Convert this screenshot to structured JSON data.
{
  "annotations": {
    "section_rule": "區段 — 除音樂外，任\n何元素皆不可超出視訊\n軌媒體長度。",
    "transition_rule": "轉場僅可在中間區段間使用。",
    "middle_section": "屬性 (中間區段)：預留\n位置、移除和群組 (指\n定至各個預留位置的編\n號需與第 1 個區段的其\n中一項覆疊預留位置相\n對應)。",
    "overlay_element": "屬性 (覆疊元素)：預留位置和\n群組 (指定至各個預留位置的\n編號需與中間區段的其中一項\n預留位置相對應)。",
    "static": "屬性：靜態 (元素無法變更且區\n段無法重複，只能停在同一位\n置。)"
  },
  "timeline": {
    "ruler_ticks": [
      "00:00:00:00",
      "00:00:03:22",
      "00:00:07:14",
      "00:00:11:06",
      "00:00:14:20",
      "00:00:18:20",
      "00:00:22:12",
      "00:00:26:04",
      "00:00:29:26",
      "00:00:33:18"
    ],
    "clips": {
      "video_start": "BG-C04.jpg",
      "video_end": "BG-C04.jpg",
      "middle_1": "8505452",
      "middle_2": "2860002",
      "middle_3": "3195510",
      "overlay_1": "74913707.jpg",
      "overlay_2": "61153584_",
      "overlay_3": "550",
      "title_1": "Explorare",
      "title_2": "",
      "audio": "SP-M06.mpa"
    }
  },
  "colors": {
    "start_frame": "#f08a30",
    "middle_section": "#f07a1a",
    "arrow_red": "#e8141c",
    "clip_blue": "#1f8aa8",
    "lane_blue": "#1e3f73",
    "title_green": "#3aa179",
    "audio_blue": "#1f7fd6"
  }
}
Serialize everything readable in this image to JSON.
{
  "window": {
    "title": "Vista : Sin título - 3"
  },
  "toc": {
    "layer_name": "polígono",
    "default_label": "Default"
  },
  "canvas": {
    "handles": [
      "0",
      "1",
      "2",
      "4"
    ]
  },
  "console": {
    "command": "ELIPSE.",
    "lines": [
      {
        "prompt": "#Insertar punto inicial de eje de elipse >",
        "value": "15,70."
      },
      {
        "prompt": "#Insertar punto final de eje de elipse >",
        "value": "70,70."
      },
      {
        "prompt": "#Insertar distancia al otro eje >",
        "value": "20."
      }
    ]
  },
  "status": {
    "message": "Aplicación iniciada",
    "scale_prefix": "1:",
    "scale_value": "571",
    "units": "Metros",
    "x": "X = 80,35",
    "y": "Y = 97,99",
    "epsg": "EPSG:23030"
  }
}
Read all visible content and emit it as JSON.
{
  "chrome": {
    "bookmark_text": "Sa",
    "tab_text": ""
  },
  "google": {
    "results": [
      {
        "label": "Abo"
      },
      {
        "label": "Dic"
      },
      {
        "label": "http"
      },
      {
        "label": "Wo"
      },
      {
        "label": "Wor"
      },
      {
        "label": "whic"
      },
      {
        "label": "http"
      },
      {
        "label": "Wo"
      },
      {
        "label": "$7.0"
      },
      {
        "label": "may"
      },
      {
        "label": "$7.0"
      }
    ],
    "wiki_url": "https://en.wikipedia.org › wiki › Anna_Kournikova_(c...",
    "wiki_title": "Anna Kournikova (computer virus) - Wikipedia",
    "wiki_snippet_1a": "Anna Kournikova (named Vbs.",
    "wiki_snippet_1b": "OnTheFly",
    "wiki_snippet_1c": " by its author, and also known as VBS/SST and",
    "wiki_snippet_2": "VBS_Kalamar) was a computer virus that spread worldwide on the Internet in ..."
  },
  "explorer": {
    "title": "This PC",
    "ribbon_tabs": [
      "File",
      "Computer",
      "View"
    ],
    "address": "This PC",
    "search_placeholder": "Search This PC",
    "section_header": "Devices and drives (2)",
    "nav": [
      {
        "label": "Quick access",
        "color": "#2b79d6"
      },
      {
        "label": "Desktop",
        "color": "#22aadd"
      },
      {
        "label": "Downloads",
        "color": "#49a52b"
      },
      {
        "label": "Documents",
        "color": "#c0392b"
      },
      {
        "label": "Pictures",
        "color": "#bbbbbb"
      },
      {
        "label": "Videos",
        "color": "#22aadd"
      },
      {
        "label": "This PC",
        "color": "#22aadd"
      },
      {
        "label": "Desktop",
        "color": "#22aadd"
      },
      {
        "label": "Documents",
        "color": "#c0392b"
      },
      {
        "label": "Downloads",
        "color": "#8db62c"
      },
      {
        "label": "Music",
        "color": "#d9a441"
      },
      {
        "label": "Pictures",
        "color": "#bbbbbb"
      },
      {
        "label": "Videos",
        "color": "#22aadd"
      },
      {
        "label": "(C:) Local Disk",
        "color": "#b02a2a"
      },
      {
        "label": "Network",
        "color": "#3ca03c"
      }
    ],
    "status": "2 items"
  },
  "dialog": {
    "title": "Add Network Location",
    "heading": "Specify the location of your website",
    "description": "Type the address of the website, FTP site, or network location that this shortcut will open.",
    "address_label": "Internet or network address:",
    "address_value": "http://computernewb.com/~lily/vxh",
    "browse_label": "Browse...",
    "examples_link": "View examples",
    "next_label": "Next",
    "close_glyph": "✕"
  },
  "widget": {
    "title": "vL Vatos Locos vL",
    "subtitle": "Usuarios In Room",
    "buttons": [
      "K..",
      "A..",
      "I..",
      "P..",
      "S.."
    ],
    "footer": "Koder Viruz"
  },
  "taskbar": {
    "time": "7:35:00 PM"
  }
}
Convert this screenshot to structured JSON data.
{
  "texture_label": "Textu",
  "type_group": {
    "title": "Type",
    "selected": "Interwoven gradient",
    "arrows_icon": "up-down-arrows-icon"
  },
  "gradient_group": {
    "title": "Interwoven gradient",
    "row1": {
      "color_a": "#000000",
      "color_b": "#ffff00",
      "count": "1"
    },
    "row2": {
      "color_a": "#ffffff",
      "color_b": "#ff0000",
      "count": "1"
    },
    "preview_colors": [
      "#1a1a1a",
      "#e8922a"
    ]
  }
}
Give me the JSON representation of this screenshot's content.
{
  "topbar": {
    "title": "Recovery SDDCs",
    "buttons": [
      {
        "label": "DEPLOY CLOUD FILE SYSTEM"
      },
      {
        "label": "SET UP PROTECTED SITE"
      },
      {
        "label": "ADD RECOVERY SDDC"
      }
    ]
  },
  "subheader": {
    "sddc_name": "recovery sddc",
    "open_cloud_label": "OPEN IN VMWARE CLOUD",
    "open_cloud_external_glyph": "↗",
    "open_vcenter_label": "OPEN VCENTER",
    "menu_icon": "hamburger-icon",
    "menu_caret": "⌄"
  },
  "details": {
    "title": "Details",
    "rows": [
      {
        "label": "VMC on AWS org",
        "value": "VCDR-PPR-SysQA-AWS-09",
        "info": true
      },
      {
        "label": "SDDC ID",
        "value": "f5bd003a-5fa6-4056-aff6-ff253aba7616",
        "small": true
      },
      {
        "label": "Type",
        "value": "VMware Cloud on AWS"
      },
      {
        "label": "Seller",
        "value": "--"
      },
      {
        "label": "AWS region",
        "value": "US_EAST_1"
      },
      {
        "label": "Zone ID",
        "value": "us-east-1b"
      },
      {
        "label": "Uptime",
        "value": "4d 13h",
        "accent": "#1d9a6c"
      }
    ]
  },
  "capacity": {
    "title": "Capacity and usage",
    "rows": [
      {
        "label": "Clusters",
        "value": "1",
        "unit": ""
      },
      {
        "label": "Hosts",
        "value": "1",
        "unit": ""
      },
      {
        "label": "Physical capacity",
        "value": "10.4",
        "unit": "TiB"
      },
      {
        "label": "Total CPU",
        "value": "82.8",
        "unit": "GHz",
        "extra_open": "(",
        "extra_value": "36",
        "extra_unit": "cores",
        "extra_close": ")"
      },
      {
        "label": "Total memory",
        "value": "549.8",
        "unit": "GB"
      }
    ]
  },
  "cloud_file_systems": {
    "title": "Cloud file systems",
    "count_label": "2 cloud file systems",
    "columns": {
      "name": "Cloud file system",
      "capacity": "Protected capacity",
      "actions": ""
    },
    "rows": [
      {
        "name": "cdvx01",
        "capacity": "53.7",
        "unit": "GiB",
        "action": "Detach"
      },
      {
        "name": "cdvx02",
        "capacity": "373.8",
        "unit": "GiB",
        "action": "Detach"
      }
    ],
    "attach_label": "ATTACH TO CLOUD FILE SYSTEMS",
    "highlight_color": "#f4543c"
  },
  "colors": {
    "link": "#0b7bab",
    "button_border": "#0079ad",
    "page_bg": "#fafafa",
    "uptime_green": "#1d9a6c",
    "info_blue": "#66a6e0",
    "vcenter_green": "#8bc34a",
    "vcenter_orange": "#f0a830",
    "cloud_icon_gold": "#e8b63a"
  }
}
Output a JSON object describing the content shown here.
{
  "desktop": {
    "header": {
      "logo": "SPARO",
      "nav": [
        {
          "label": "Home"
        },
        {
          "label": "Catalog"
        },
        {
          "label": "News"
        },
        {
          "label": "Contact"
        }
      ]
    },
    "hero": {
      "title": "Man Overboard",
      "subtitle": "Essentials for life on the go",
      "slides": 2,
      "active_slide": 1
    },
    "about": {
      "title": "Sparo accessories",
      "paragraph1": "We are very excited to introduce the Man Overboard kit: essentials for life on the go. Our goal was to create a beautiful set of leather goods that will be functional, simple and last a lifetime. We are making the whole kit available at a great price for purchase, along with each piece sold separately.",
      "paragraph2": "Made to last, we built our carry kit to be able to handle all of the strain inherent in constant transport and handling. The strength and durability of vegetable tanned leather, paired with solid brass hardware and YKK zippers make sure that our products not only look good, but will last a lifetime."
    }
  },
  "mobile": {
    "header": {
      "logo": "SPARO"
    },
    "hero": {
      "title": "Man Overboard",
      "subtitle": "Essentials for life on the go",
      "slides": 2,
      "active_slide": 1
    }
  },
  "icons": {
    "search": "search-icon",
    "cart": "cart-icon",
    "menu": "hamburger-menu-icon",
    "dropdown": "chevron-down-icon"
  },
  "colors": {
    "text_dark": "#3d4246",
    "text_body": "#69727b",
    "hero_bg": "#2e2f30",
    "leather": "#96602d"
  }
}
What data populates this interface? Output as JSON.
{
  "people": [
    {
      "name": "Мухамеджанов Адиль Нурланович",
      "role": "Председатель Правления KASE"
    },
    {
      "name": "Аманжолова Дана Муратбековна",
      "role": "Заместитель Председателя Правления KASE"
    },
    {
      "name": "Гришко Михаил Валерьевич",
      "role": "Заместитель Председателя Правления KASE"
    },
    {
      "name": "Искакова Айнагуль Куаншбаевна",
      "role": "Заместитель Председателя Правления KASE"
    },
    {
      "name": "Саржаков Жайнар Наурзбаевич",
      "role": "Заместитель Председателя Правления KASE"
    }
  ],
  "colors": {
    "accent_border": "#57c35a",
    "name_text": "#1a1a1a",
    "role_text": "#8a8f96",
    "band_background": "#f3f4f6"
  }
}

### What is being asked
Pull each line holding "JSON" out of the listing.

### Reply to the exercise
Convert this screenshot to structured JSON data.
Serialize everything readable in this image to JSON.
Read all visible content and emit it as JSON.
Convert this screenshot to structured JSON data.
Give me the JSON representation of this screenshot's content.
Output a JSON object describing the content shown here.
What data populates this interface? Output as JSON.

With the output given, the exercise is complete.